First leg this year is like the one in 07: downwind sleigh ride that requires some specific skills compared to shorter races sailed throughout the season. Mostly the problem is how to keep high average by still try to get some sleep and food into your system. Knowing how to set your autopilot and trim your sails so that pilot can sail them is essential. You have to know that modern pilots are able to steer the mini in 30 knots of wind with code5 (flat fractional spinnaker) and two reefs. Boat in this conditions regularly exceeds 15kt of boat speed. That said running down the Portuguese coast overtaking some of the slower cargo ships, pissing your pants when the boat taken by the gust starts accelerating UP the wave and then keeps doing so when you start screaming down the forward slope of the same wave is still best sailing memory I have.

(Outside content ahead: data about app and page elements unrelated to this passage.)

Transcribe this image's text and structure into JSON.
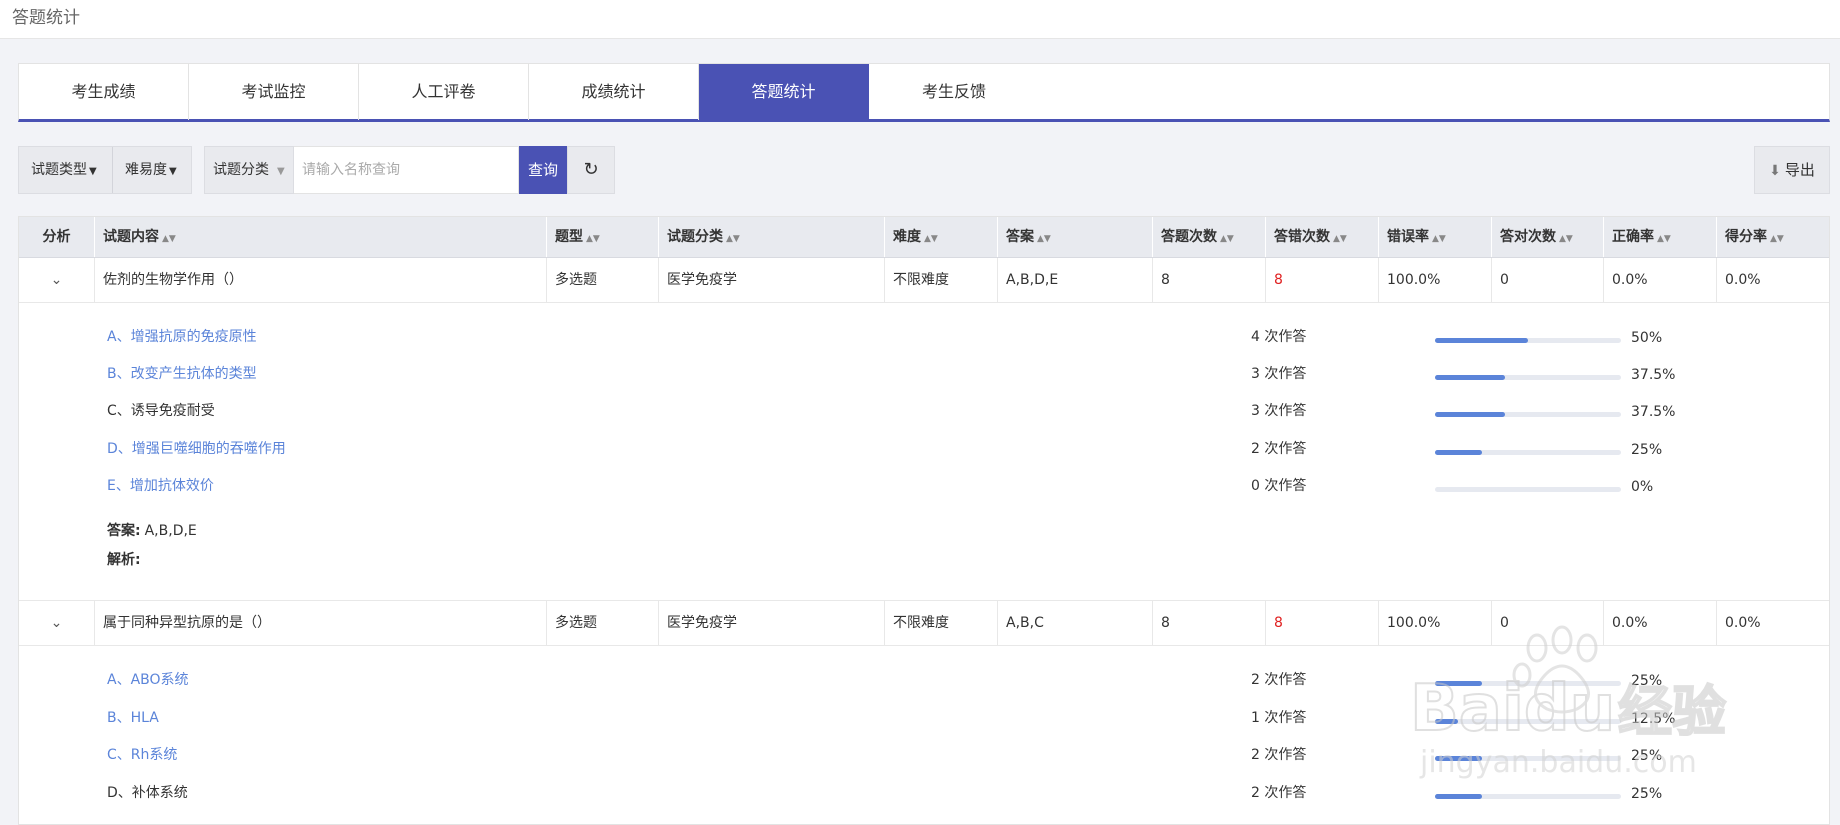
{
  "page_title": "答题统计",
  "tabs": [
    {
      "label": "考生成绩",
      "active": false
    },
    {
      "label": "考试监控",
      "active": false
    },
    {
      "label": "人工评卷",
      "active": false
    },
    {
      "label": "成绩统计",
      "active": false
    },
    {
      "label": "答题统计",
      "active": true
    },
    {
      "label": "考生反馈",
      "active": false
    }
  ],
  "filters": {
    "type_label": "试题类型",
    "difficulty_label": "难易度",
    "category_label": "试题分类",
    "search_placeholder": "请输入名称查询",
    "query_label": "查询",
    "export_label": "导出"
  },
  "columns": [
    "分析",
    "试题内容",
    "题型",
    "试题分类",
    "难度",
    "答案",
    "答题次数",
    "答错次数",
    "错误率",
    "答对次数",
    "正确率",
    "得分率"
  ],
  "answer_label": "答案:",
  "analysis_label": "解析:",
  "questions": [
    {
      "content": "佐剂的生物学作用（）",
      "type": "多选题",
      "category": "医学免疫学",
      "difficulty": "不限难度",
      "answer": "A,B,D,E",
      "attempts": "8",
      "wrong": "8",
      "error_rate": "100.0%",
      "correct": "0",
      "correct_rate": "0.0%",
      "score_rate": "0.0%",
      "options": [
        {
          "text": "A、增强抗原的免疫原性",
          "count": "4 次作答",
          "percent": "50%",
          "fraction": 0.5,
          "is_answer": true
        },
        {
          "text": "B、改变产生抗体的类型",
          "count": "3 次作答",
          "percent": "37.5%",
          "fraction": 0.375,
          "is_answer": true
        },
        {
          "text": "C、诱导免疫耐受",
          "count": "3 次作答",
          "percent": "37.5%",
          "fraction": 0.375,
          "is_answer": false
        },
        {
          "text": "D、增强巨噬细胞的吞噬作用",
          "count": "2 次作答",
          "percent": "25%",
          "fraction": 0.25,
          "is_answer": true
        },
        {
          "text": "E、增加抗体效价",
          "count": "0 次作答",
          "percent": "0%",
          "fraction": 0,
          "is_answer": true
        }
      ],
      "answer_value": "A,B,D,E",
      "analysis_value": ""
    },
    {
      "content": "属于同种异型抗原的是（）",
      "type": "多选题",
      "category": "医学免疫学",
      "difficulty": "不限难度",
      "answer": "A,B,C",
      "attempts": "8",
      "wrong": "8",
      "error_rate": "100.0%",
      "correct": "0",
      "correct_rate": "0.0%",
      "score_rate": "0.0%",
      "options": [
        {
          "text": "A、ABO系统",
          "count": "2 次作答",
          "percent": "25%",
          "fraction": 0.25,
          "is_answer": true
        },
        {
          "text": "B、HLA",
          "count": "1 次作答",
          "percent": "12.5%",
          "fraction": 0.125,
          "is_answer": true
        },
        {
          "text": "C、Rh系统",
          "count": "2 次作答",
          "percent": "25%",
          "fraction": 0.25,
          "is_answer": true
        },
        {
          "text": "D、补体系统",
          "count": "2 次作答",
          "percent": "25%",
          "fraction": 0.25,
          "is_answer": false
        }
      ]
    }
  ],
  "watermark": {
    "brand": "Baidu",
    "suffix": "经验",
    "url": "jingyan.baidu.com"
  },
  "colors": {
    "accent": "#4a52b4",
    "link": "#5b84d9",
    "error": "#e02020"
  }
}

What can we see this year is that Protos lack experience and training which is best shown by their 24 hour runs. Only Delesne on his proto Manuard managed to break 270 miles, the rest staying round 250 or lower. With such averages it is no surprise that best series boats dictate the pace. They proved that in Acores race 06 when Herve Pivetau made absolute mini record of that time with 260 and something miles with his Pogo2. Protos off course heated up the pace on 07 Transat where many crossed 270 miles averages with fastest almost touching 300 miles in 24 hours.
Man of the day is no doubt Francisco Lobato, who was and is impressing everybody with his boat speed on races from his debut in 2006. Many times he was lacking luck or experience as he usually broke stuff on the boat which prevented him becoming the the king of the Series class. When he didn’t break he tended to embarrass Protos like he did on Azores race of 2008 or first days of this Transat.
The rest of top Serie guys have no previous Transat experience so it is anybody guess who will do well. For now Dalin and Apolloni together with Macaire are doing well in the fleet staying in top 10 in general ranking (well done for them and quite embarrassing for protos I must say).
– In Protos usual suspects are in the front with a notable exception. Anna Corbella, spanish girl on her proto Texido, boat that never showed any real racing potential, keeps her 7th place and is showing good pace.
In the final stage wind will drop which will bring compression in the fleet. Lobato (that is showing unusual readings in his boatspeed and is loosing miles at the moment) and other Serie guys will have problems fighting off few hundred kilos lighter protos that carry about 20% more sails downind so we can expect second Serie on about 7th place overall. f he hadn’t broke something major Lobato should stay in fight for top 5 overall. I would expect Ruyant to do well since his Finot desgined proto is a weapon in light downwind conditions.